■ Task directions
Word for word, restate all of the records.

--------------------

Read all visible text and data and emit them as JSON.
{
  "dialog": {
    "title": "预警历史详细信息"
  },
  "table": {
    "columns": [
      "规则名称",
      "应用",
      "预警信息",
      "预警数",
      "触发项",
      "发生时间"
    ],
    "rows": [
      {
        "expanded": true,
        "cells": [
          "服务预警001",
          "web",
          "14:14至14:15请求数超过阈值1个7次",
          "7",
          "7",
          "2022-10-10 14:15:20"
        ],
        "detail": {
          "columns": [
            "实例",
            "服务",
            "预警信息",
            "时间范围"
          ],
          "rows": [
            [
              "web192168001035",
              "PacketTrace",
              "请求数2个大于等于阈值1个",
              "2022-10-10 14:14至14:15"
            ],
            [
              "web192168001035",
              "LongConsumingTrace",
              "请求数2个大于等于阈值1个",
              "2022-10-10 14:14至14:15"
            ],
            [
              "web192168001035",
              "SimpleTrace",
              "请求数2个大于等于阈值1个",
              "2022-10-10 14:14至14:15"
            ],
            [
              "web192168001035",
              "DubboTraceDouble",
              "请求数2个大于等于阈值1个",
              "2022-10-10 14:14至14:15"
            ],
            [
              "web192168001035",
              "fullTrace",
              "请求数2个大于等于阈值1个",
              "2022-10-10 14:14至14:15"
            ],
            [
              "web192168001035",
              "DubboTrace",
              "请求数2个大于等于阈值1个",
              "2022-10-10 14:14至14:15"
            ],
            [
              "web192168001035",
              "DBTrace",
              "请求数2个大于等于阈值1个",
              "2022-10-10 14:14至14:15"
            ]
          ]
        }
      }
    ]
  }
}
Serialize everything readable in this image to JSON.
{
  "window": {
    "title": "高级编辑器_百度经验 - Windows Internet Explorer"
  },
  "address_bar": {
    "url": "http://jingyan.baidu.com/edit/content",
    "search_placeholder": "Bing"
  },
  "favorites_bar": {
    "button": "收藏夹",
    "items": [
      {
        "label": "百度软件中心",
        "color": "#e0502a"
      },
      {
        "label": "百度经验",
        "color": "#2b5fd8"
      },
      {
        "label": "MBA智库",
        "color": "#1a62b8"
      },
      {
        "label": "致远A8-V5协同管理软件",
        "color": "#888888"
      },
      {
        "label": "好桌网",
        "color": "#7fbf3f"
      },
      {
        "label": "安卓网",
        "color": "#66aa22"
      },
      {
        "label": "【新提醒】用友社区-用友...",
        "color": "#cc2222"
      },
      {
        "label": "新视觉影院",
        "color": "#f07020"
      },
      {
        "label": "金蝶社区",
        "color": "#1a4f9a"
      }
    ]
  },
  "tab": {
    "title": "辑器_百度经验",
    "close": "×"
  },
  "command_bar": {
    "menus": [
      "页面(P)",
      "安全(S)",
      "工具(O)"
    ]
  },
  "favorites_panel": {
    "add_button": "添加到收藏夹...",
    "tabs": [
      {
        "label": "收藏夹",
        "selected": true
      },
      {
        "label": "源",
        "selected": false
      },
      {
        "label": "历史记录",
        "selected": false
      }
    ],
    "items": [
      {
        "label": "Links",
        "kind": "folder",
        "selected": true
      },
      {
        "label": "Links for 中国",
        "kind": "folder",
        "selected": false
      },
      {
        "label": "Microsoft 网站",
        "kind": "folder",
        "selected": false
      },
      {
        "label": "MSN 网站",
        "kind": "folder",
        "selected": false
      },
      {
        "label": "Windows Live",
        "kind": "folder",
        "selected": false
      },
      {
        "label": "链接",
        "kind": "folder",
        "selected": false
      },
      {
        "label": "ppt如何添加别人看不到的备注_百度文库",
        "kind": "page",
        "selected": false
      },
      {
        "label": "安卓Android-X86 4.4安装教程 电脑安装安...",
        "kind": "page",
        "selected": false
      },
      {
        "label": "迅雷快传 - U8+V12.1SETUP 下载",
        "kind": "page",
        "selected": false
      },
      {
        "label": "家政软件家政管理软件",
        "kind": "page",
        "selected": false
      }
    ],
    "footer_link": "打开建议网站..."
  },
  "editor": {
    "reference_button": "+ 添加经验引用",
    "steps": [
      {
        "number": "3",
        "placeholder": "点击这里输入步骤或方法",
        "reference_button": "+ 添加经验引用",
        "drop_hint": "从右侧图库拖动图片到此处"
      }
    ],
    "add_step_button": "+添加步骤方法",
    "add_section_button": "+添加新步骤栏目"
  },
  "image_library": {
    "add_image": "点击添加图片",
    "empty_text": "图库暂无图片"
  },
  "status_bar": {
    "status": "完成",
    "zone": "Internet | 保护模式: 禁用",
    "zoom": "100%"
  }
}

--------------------

■ Result
Read all visible text and data and emit them as JSON.
{
  "dialog": {
    "title": "预警历史详细信息"
  },
  "table": {
    "columns": [
      "规则名称",
      "应用",
      "预警信息",
      "预警数",
      "触发项",
      "发生时间"
    ],
    "rows": [
      {
        "expanded": true,
        "cells": [
          "服务预警001",
          "web",
          "14:14至14:15请求数超过阈值1个7次",
          "7",
          "7",
          "2022-10-10 14:15:20"
        ],
        "detail": {
          "columns": [
            "实例",
            "服务",
            "预警信息",
            "时间范围"
          ],
          "rows": [
            [
              "web192168001035",
              "PacketTrace",
              "请求数2个大于等于阈值1个",
              "2022-10-10 14:14至14:15"
            ],
            [
              "web192168001035",
              "LongConsumingTrace",
              "请求数2个大于等于阈值1个",
              "2022-10-10 14:14至14:15"
            ],
            [
              "web192168001035",
              "SimpleTrace",
              "请求数2个大于等于阈值1个",
              "2022-10-10 14:14至14:15"
            ],
            [
              "web192168001035",
              "DubboTraceDouble",
              "请求数2个大于等于阈值1个",
              "2022-10-10 14:14至14:15"
            ],
            [
              "web192168001035",
              "fullTrace",
              "请求数2个大于等于阈值1个",
              "2022-10-10 14:14至14:15"
            ],
            [
              "web192168001035",
              "DubboTrace",
              "请求数2个大于等于阈值1个",
              "2022-10-10 14:14至14:15"
            ],
            [
              "web192168001035",
              "DBTrace",
              "请求数2个大于等于阈值1个",
              "2022-10-10 14:14至14:15"
            ]
          ]
        }
      }
    ]
  }
}
Serialize everything readable in this image to JSON.
{
  "window": {
    "title": "高级编辑器_百度经验 - Windows Internet Explorer"
  },
  "address_bar": {
    "url": "http://jingyan.baidu.com/edit/content",
    "search_placeholder": "Bing"
  },
  "favorites_bar": {
    "button": "收藏夹",
    "items": [
      {
        "label": "百度软件中心",
        "color": "#e0502a"
      },
      {
        "label": "百度经验",
        "color": "#2b5fd8"
      },
      {
        "label": "MBA智库",
        "color": "#1a62b8"
      },
      {
        "label": "致远A8-V5协同管理软件",
        "color": "#888888"
      },
      {
        "label": "好桌网",
        "color": "#7fbf3f"
      },
      {
        "label": "安卓网",
        "color": "#66aa22"
      },
      {
        "label": "【新提醒】用友社区-用友...",
        "color": "#cc2222"
      },
      {
        "label": "新视觉影院",
        "color": "#f07020"
      },
      {
        "label": "金蝶社区",
        "color": "#1a4f9a"
      }
    ]
  },
  "tab": {
    "title": "辑器_百度经验",
    "close": "×"
  },
  "command_bar": {
    "menus": [
      "页面(P)",
      "安全(S)",
      "工具(O)"
    ]
  },
  "favorites_panel": {
    "add_button": "添加到收藏夹...",
    "tabs": [
      {
        "label": "收藏夹",
        "selected": true
      },
      {
        "label": "源",
        "selected": false
      },
      {
        "label": "历史记录",
        "selected": false
      }
    ],
    "items": [
      {
        "label": "Links",
        "kind": "folder",
        "selected": true
      },
      {
        "label": "Links for 中国",
        "kind": "folder",
        "selected": false
      },
      {
        "label": "Microsoft 网站",
        "kind": "folder",
        "selected": false
      },
      {
        "label": "MSN 网站",
        "kind": "folder",
        "selected": false
      },
      {
        "label": "Windows Live",
        "kind": "folder",
        "selected": false
      },
      {
        "label": "链接",
        "kind": "folder",
        "selected": false
      },
      {
        "label": "ppt如何添加别人看不到的备注_百度文库",
        "kind": "page",
        "selected": false
      },
      {
        "label": "安卓Android-X86 4.4安装教程 电脑安装安...",
        "kind": "page",
        "selected": false
      },
      {
        "label": "迅雷快传 - U8+V12.1SETUP 下载",
        "kind": "page",
        "selected": false
      },
      {
        "label": "家政软件家政管理软件",
        "kind": "page",
        "selected": false
      }
    ],
    "footer_link": "打开建议网站..."
  },
  "editor": {
    "reference_button": "+ 添加经验引用",
    "steps": [
      {
        "number": "3",
        "placeholder": "点击这里输入步骤或方法",
        "reference_button": "+ 添加经验引用",
        "drop_hint": "从右侧图库拖动图片到此处"
      }
    ],
    "add_step_button": "+添加步骤方法",
    "add_section_button": "+添加新步骤栏目"
  },
  "image_library": {
    "add_image": "点击添加图片",
    "empty_text": "图库暂无图片"
  },
  "status_bar": {
    "status": "完成",
    "zone": "Internet | 保护模式: 禁用",
    "zoom": "100%"
  }
}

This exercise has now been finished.